* [Work item]: Copy every line of the data that contains the string "Recently".

* [Given records]:
━━━━━━━━
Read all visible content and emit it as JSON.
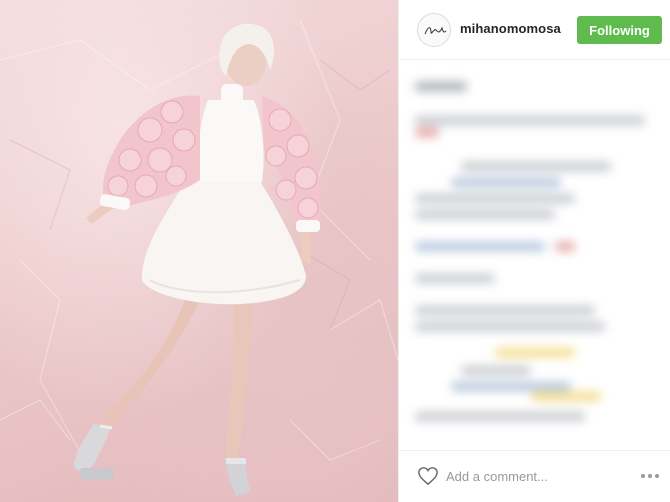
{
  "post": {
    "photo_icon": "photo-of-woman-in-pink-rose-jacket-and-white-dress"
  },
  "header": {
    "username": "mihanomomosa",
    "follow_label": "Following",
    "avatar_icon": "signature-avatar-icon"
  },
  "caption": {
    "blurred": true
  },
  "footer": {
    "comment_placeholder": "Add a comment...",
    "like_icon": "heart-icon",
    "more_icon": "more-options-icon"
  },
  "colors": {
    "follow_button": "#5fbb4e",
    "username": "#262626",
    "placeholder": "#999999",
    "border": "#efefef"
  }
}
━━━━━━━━
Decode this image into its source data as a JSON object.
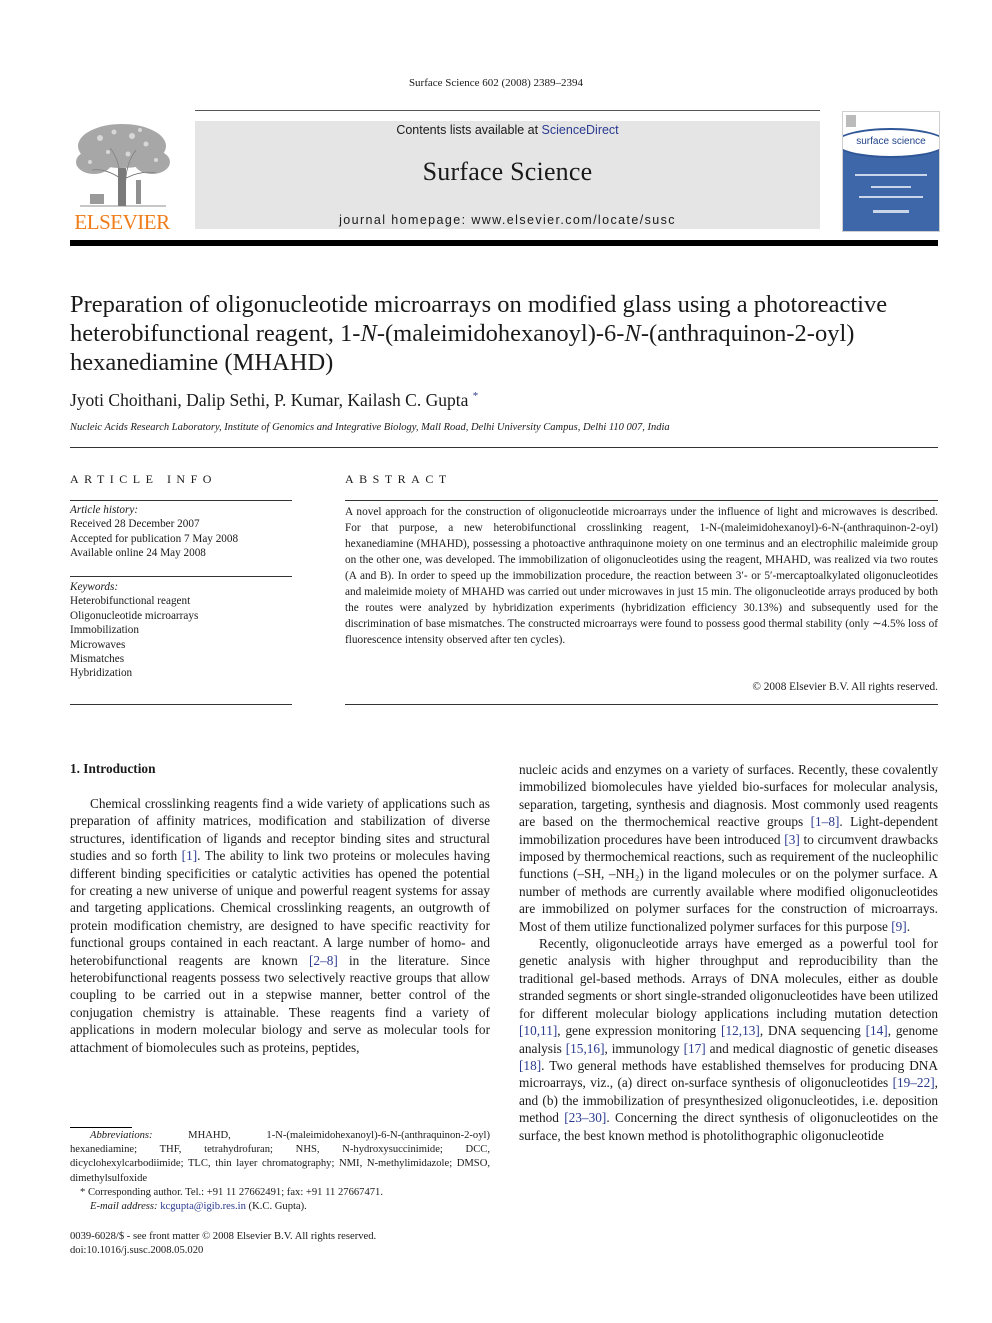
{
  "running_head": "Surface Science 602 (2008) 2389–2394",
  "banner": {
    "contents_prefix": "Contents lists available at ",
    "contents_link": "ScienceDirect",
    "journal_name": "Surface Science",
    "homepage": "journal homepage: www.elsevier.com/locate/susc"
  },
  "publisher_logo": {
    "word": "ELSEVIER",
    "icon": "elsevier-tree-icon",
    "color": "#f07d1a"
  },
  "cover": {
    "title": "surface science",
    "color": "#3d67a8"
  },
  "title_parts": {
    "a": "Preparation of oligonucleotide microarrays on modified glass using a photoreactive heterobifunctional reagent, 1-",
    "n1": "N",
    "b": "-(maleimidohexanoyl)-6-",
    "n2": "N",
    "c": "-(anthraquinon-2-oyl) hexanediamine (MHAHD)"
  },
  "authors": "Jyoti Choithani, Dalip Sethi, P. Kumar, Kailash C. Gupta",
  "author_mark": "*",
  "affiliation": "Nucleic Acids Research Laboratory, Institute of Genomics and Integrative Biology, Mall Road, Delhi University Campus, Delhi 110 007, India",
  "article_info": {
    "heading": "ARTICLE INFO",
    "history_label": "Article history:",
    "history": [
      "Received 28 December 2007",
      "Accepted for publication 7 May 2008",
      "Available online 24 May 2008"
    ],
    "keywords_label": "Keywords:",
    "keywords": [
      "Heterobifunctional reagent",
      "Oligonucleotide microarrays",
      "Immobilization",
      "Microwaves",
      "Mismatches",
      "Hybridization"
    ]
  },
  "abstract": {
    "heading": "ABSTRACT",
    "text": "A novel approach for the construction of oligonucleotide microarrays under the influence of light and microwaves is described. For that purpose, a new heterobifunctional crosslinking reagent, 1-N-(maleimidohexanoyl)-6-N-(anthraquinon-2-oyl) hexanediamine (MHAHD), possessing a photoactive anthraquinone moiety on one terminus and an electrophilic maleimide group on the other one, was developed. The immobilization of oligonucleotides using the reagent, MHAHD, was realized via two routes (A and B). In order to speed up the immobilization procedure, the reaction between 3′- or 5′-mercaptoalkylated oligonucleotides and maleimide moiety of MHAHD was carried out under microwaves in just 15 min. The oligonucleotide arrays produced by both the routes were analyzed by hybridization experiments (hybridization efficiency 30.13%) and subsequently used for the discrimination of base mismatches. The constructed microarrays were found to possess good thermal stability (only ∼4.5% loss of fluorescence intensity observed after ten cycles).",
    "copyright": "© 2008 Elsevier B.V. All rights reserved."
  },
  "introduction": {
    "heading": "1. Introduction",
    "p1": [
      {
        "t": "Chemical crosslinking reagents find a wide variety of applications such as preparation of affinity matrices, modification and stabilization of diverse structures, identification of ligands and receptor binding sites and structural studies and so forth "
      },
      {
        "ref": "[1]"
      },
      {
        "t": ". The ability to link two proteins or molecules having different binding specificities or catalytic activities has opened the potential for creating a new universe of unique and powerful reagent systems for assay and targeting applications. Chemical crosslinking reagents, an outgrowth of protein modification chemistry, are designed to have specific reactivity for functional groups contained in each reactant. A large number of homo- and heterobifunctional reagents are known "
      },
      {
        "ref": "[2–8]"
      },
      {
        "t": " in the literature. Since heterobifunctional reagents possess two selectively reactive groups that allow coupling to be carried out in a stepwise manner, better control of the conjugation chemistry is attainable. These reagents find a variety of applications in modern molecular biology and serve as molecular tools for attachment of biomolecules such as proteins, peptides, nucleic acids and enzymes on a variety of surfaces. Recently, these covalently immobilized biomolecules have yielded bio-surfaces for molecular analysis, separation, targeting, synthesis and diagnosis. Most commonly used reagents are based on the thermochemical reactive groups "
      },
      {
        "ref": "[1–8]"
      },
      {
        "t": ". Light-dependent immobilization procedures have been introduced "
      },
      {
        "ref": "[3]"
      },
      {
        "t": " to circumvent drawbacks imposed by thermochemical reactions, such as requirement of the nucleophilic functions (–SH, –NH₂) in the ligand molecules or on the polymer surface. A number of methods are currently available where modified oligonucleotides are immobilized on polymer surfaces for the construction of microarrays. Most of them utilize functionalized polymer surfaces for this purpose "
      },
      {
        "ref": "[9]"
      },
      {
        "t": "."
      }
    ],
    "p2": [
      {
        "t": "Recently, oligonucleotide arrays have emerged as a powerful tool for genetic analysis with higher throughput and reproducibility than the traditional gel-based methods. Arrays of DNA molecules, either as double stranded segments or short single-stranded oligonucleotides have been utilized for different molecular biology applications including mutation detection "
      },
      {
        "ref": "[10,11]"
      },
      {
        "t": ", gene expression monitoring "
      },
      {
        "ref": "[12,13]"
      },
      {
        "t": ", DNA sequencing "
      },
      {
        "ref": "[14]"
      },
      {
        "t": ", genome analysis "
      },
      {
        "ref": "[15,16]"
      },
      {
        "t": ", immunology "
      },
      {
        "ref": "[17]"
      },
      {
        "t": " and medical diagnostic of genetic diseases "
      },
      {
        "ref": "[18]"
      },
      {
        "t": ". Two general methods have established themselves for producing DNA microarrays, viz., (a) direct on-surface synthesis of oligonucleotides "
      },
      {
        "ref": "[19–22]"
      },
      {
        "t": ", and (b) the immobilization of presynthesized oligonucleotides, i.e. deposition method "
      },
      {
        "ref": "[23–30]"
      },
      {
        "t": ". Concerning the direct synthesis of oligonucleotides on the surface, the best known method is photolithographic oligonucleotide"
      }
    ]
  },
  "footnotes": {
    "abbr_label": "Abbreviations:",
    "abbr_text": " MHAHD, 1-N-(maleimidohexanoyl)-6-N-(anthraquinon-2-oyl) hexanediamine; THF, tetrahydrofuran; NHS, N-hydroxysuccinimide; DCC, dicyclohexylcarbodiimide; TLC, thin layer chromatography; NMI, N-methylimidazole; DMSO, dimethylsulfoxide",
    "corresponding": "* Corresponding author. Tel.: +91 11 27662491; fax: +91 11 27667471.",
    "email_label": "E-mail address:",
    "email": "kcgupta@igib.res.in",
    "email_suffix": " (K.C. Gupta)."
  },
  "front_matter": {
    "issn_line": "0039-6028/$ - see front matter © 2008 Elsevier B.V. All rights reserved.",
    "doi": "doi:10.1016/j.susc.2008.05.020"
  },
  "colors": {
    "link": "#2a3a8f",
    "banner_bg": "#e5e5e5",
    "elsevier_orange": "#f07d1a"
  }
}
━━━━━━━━
* [Written response]:
        "t": " in the literature. Since heterobifunctional reagents possess two selectively reactive groups that allow coupling to be carried out in a stepwise manner, better control of the conjugation chemistry is attainable. These reagents find a variety of applications in modern molecular biology and serve as molecular tools for attachment of biomolecules such as proteins, peptides, nucleic acids and enzymes on a variety of surfaces. Recently, these covalently immobilized biomolecules have yielded bio-surfaces for molecular analysis, separation, targeting, synthesis and diagnosis. Most commonly used reagents are based on the thermochemical reactive groups "
        "t": "Recently, oligonucleotide arrays have emerged as a powerful tool for genetic analysis with higher throughput and reproducibility than the traditional gel-based methods. Arrays of DNA molecules, either as double stranded segments or short single-stranded oligonucleotides have been utilized for different molecular biology applications including mutation detection "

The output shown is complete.